> **Requirement**: Lines in the listing under this task are to be copied exactly.

> **Dataset excerpts**:
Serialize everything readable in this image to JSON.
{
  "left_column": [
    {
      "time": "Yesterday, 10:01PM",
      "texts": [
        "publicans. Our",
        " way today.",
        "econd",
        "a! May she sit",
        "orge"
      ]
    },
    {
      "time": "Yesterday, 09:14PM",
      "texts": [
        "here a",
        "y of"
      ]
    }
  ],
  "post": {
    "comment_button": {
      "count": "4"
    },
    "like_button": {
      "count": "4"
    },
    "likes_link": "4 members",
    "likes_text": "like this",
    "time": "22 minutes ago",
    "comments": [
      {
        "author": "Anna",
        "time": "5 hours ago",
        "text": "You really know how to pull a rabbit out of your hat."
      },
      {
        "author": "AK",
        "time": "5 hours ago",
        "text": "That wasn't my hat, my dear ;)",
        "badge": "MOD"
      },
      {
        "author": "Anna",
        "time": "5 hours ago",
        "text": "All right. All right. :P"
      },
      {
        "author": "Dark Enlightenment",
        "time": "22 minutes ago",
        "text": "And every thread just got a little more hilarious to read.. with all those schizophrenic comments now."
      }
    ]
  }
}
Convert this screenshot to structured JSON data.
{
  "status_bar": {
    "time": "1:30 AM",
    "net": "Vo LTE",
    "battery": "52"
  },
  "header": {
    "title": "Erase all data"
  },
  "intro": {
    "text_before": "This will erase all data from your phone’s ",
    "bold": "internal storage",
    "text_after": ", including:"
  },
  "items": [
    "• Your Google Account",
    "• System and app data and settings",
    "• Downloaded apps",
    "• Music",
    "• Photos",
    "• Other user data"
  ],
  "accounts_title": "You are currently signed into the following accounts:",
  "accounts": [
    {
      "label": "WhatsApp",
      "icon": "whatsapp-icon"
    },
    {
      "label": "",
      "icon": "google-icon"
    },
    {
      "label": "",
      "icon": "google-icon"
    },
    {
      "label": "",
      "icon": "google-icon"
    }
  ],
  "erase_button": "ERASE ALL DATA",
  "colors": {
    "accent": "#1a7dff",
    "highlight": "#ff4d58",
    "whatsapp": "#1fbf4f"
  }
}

> **Solution for this exercise**:
Serialize everything readable in this image to JSON.
{
  "left_column": [
    {
      "time": "Yesterday, 10:01PM",
      "texts": [
        "publicans. Our",
        " way today.",
        "econd",
        "a! May she sit",
        "orge"
      ]
    },
    {
      "time": "Yesterday, 09:14PM",
      "texts": [
        "here a",
        "y of"
      ]
    }
  ],
  "post": {
    "comment_button": {
      "count": "4"
    },
    "like_button": {
      "count": "4"
    },
    "likes_link": "4 members",
    "likes_text": "like this",
    "time": "22 minutes ago",
    "comments": [
      {
        "author": "Anna",
        "time": "5 hours ago",
        "text": "You really know how to pull a rabbit out of your hat."
      },
      {
        "author": "AK",
        "time": "5 hours ago",
        "text": "That wasn't my hat, my dear ;)",
        "badge": "MOD"
      },
      {
        "author": "Anna",
        "time": "5 hours ago",
        "text": "All right. All right. :P"
      },
      {
        "author": "Dark Enlightenment",
        "time": "22 minutes ago",
        "text": "And every thread just got a little more hilarious to read.. with all those schizophrenic comments now."
      }
    ]
  }
}
Convert this screenshot to structured JSON data.
{
  "status_bar": {
    "time": "1:30 AM",
    "net": "Vo LTE",
    "battery": "52"
  },
  "header": {
    "title": "Erase all data"
  },
  "intro": {
    "text_before": "This will erase all data from your phone’s ",
    "bold": "internal storage",
    "text_after": ", including:"
  },
  "items": [
    "• Your Google Account",
    "• System and app data and settings",
    "• Downloaded apps",
    "• Music",
    "• Photos",
    "• Other user data"
  ],
  "accounts_title": "You are currently signed into the following accounts:",
  "accounts": [
    {
      "label": "WhatsApp",
      "icon": "whatsapp-icon"
    },
    {
      "label": "",
      "icon": "google-icon"
    },
    {
      "label": "",
      "icon": "google-icon"
    },
    {
      "label": "",
      "icon": "google-icon"
    }
  ],
  "erase_button": "ERASE ALL DATA",
  "colors": {
    "accent": "#1a7dff",
    "highlight": "#ff4d58",
    "whatsapp": "#1fbf4f"
  }
}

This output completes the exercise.